§ TASK DIRECTIONS
Look through the entries that follow and return each line that has the string "sensor".

§ ENTRIES PROVIDED
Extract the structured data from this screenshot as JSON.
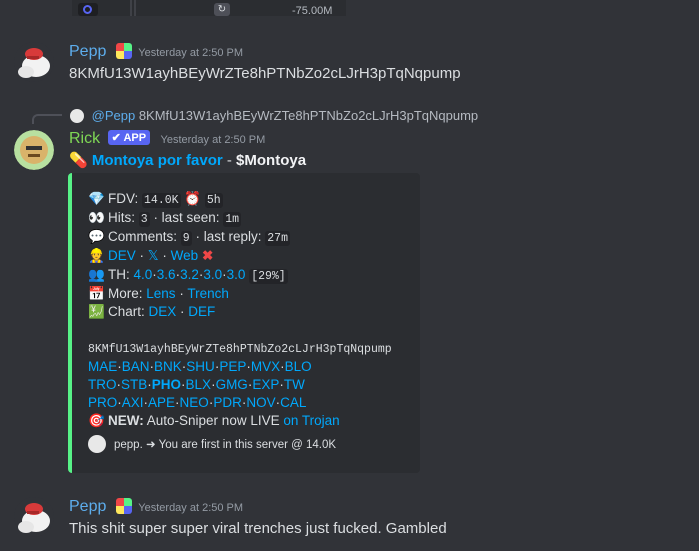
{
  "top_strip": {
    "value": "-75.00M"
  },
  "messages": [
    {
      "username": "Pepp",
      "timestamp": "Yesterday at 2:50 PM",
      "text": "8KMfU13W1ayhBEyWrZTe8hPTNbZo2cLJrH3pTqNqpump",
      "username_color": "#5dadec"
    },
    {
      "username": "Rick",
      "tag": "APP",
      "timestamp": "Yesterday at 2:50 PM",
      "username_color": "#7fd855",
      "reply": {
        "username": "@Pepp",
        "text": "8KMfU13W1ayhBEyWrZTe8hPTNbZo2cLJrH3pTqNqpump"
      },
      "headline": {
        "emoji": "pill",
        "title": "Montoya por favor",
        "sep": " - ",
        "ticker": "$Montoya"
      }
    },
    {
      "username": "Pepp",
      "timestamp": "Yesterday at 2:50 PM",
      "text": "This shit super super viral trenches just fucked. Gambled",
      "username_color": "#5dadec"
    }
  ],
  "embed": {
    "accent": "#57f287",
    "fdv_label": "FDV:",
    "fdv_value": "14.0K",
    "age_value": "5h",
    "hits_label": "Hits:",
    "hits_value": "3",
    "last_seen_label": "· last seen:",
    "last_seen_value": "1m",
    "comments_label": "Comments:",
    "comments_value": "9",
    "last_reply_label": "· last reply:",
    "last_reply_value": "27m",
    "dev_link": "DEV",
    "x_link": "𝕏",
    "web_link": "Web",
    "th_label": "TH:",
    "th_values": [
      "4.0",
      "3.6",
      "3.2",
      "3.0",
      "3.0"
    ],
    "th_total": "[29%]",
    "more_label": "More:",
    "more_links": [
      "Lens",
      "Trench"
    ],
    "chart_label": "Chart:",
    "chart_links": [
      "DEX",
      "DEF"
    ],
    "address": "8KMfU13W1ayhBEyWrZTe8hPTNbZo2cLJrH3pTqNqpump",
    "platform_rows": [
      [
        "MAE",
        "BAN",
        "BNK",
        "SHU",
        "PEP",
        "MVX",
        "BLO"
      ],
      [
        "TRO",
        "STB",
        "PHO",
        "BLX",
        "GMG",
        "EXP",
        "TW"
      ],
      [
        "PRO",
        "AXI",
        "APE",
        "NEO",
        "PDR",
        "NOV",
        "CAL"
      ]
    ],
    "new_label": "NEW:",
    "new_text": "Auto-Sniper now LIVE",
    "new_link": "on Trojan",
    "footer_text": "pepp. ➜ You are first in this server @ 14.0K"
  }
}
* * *
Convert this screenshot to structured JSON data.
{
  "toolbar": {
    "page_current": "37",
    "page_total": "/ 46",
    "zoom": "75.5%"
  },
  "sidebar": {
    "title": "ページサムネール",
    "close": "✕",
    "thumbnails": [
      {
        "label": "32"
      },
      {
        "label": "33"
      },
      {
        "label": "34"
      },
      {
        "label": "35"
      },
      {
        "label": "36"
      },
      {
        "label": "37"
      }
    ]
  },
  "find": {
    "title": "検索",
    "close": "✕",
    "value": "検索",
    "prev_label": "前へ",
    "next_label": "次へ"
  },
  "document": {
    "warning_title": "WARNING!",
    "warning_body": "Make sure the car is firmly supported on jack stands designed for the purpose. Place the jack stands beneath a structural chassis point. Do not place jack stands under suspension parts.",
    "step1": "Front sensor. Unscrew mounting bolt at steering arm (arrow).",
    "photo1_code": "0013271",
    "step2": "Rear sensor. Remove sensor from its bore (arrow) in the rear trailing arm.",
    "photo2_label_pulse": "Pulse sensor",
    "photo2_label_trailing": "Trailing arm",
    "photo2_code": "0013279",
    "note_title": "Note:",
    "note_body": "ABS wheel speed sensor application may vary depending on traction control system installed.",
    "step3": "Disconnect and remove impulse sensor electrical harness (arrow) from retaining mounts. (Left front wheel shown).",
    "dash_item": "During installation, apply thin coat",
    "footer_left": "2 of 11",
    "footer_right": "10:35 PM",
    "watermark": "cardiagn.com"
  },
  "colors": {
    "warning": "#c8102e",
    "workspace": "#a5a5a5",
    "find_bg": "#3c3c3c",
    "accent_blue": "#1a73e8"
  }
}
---
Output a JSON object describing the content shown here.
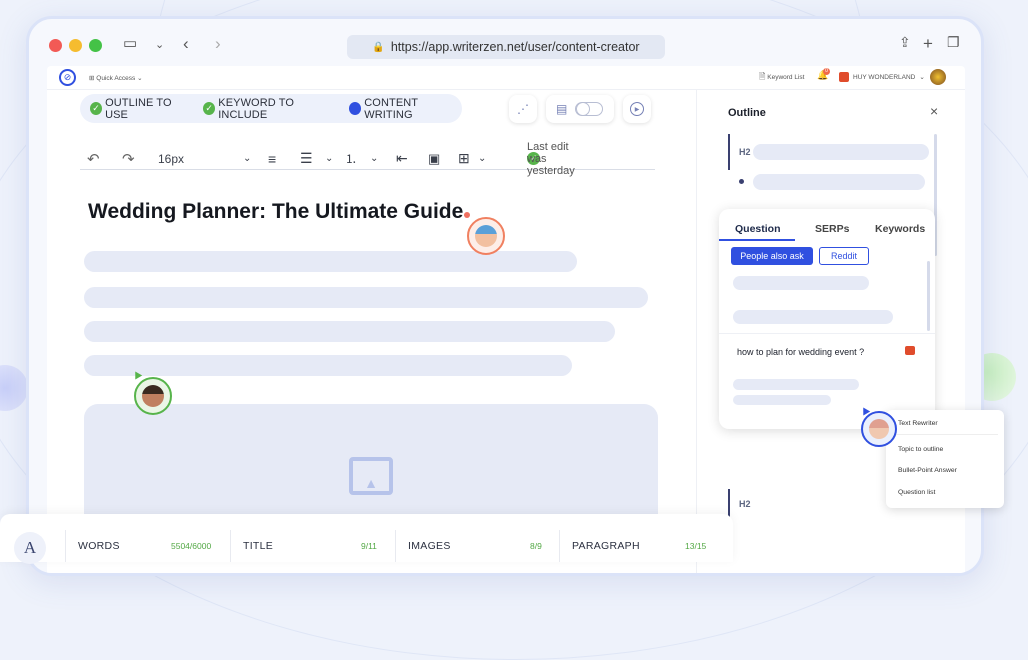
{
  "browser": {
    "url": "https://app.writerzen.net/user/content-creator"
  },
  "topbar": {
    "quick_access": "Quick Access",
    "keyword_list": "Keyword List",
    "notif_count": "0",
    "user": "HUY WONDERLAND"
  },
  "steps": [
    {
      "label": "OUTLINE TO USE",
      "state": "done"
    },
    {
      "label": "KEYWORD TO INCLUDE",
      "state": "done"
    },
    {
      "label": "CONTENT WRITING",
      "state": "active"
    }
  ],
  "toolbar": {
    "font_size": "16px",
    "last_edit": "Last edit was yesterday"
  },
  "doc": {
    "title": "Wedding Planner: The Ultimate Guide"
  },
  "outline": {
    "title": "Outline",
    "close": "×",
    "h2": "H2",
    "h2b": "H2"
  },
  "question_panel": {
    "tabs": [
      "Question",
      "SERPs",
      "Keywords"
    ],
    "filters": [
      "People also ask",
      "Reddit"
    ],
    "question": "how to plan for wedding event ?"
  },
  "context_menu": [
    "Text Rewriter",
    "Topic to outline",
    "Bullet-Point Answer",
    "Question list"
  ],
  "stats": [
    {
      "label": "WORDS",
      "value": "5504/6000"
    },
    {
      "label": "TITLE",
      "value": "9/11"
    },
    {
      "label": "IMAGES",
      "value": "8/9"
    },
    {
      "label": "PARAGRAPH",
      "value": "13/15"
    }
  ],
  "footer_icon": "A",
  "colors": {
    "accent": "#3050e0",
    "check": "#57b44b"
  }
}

§ WRITTEN ANSWER
    "step1": "Front sensor. Unscrew mounting bolt at steering arm (arrow).",
    "step2": "Rear sensor. Remove sensor from its bore (arrow) in the rear trailing arm.",
    "photo2_label_pulse": "Pulse sensor",
    "note_body": "ABS wheel speed sensor application may vary depending on traction control system installed.",
    "step3": "Disconnect and remove impulse sensor electrical harness (arrow) from retaining mounts. (Left front wheel shown).",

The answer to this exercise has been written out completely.